On March 22nd we celebrate the anniversary of the Cinque Giornate di Milano (The Five Days of Milan), the pitch battle fought in 1848 throughout the streets of the city between Italian residents and the occupying Austrian troops.
The trouble had been brewing for years. Nationalists were agitating for Italian unification, Catholics vied for Popish prominence, but the intelligentsia was united in believing the Austrians would have to go. Manzoni’s great novel, I Promessi Spossi, had been published in 1827 and was understood by many to be a thinly veiled critique of the oppressor. Austrian rule was slow, beaurocratic, and largely unsympathetic to the needs of its conquered people. Food riots raged throughout the 1840s as Italian agriculture suffered heavy competition from more efficient producers in the Austrian empire. Taxes were high and collected punctiliously.
On New Year’s day in 1848 a note was posted on the ancient Roman statue, the Omm de Preja (Man of Stone) – a ‘talking statue’, a focal point for political cartoons and sloganeering – urging the people to boycott two major Austrian monopolies: tobacco and gambling.
These businesses were worth around five million lire a year. Tempers flared and people took to the streets. Clearly no expert in low-level diplomacy, the viceroy of Lombardy supplied his police with quantities of brandy and ordered them out ostentatiously smoking cigars. Drunk and disorderly they attacked passersby, trying to force them to smoke, often at knifepoint. After a few days of exchanged insults and attacks a street battle broke out and the military charged at the crowds with their bayonets. Five men died and almost eighty were wounded. The head of the Austrian army, the eighty-two year old Field Marshal Radetzky, was appalled at the actions of his troops and confined them to barracks for five days.
Peace returned to the streets, but in March news came that Vienna was in turmoil as the Chancellor of State and anti-Italian unification politician, Metternich, had been dismissed. Venice had revolted and the kingdom of Sardinia was on the rise. The flame of rebellion reignited and the population once again took to the streets. Surprised, Radetzky barracked himself and his 8,000 troops inside the Castello Sforzesco, also holding the Duomo, which swiftly and shamefully became an effective firing range. The Milanese raided museums and cellars for ancient weaponry they could use against the Austrian soldiers. This was March 18th and the beginning of what became known as the Cinque Giornate, and the First War of Italian Independence.

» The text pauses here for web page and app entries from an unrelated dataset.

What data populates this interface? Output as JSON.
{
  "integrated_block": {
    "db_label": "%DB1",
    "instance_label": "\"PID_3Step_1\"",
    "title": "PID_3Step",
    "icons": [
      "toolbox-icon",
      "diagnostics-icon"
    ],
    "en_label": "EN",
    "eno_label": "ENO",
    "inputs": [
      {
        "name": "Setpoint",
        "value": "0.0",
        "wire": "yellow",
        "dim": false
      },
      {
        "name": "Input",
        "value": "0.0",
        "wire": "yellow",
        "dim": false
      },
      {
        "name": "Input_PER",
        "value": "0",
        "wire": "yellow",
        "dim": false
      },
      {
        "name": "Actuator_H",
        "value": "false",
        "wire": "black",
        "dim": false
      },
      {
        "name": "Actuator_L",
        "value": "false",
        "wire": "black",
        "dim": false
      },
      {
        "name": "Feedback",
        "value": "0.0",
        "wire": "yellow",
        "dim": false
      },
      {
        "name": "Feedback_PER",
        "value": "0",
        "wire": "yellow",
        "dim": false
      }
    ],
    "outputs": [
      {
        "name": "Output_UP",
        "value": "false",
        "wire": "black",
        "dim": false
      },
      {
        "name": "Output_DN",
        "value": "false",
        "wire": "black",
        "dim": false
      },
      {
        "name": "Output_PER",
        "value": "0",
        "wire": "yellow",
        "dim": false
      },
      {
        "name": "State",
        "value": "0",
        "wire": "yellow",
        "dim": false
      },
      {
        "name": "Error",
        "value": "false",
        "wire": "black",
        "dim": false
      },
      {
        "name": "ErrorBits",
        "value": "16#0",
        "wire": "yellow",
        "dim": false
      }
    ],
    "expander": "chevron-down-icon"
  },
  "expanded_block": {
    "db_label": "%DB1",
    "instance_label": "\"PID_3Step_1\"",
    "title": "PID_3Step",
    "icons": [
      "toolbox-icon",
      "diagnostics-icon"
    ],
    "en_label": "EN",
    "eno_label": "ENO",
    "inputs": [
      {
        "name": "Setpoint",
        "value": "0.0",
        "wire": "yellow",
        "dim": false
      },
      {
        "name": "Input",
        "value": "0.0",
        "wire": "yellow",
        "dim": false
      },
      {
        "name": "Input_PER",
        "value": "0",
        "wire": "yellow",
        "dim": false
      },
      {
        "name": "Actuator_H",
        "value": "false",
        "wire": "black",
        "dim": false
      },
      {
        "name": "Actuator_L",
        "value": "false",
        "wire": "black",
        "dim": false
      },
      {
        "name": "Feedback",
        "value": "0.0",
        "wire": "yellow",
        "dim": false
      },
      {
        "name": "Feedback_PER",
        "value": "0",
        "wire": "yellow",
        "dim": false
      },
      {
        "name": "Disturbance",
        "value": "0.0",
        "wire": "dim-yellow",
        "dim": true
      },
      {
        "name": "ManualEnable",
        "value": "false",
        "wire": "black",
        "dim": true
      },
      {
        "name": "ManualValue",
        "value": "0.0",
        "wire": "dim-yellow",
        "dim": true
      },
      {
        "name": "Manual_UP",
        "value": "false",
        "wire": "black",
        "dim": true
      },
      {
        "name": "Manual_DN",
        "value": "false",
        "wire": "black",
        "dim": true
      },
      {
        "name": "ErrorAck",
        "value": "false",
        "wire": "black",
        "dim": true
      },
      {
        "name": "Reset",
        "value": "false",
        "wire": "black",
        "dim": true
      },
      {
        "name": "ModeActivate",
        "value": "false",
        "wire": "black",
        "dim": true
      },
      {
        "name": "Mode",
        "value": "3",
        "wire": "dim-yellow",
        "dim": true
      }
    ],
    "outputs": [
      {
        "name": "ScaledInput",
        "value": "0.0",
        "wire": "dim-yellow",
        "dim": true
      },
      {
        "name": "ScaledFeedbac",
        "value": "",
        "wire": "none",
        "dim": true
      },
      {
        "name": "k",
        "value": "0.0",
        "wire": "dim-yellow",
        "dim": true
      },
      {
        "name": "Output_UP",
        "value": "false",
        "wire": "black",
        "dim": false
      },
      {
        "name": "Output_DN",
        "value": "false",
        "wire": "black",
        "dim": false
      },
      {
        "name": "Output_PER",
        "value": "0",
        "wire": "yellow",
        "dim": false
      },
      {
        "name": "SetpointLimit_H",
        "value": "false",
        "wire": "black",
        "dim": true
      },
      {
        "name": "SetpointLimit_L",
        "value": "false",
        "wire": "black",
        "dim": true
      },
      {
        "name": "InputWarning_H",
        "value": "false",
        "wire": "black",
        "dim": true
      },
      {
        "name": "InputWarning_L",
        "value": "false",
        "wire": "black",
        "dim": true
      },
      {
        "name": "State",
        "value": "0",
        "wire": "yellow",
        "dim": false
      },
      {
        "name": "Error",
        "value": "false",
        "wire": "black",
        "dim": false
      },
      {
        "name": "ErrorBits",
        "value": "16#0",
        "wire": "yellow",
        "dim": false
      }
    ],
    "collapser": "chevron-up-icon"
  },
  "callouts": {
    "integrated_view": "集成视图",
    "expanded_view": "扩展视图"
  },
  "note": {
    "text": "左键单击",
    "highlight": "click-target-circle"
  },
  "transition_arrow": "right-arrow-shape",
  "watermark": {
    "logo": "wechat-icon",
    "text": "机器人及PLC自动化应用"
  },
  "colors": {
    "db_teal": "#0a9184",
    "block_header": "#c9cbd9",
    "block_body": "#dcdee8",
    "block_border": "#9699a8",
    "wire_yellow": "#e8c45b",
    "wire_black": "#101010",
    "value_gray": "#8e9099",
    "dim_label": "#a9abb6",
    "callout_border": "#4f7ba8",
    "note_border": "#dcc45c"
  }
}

There are many bloody and dramatic paintings depicting the struggle at the Museo di Milano e Storia Contemporanea on via Sant Andrea 6, near Via Montenapoleone. One can see houses emptied of furniture with huge barricades of tables and wardrobes raised in the streets. Desperate homeowners crouch at windows and rooftops shooting at the advancing Austrians.
On March 20th they took back the Duomo and hung an Italian flag across the Madoninna statue on her summit and he city formed a council of war. Ideological differences were set aside and Mayor Cabrio Casati led the push, supported by Republican journalist Carlo Cattaneo. First and ingeniously they turned their attention to building hot air balloons, which could then travel over the walls and call on the Piedemont army and the agricultural peasantry to join in the fight. Effective communications within the town were achieved by the courageous ‘Martinitt’ children from an orphanage of the same name, who worked as message carriers, running through the streets in peril of their lives as shots rang out around their heads.
Radetsky fought the people for three days before offering a truce, which Cattaneo rejected. Finally, a military school professor, Carnevali, suggested using mobile barricades: wet bundles three meters wide, which wouldn’t catch fire as the men rolled them in front, shielding themselves from Austrian bullets. Intense fighting combined with the threat of the arriving army and peasantry forced Radetzky to plan a withdrawal, which he carried out overnight from Porta Tosa. Much blood was shed here, and the gate was thereafter known as Porta Vittoria. Milan celebrated her victory and independence on March 22nd, although it was not to be long-lasting.
This final bloody battle is also commemorated by what is now known as Piazza Cinque Giornate, near Porta Vittoria, home to an imposing obelisk monument, designed by Giuseppe Grandi. The granite base conceals a crypt where remains of many of the fallen were interred; their names can be seen carved around the central column. The fight is personified in the figures of several rather scantily clad women carved out of the rock, and a lion symbolized the heroism of the Milanese, while an eagle tells of the ferocious Austrian oppression. The Omm de Preja has moved from his wartime location on via San Pietro Orto, and can now be seen on Corso Vittorio Emmanuele, 13.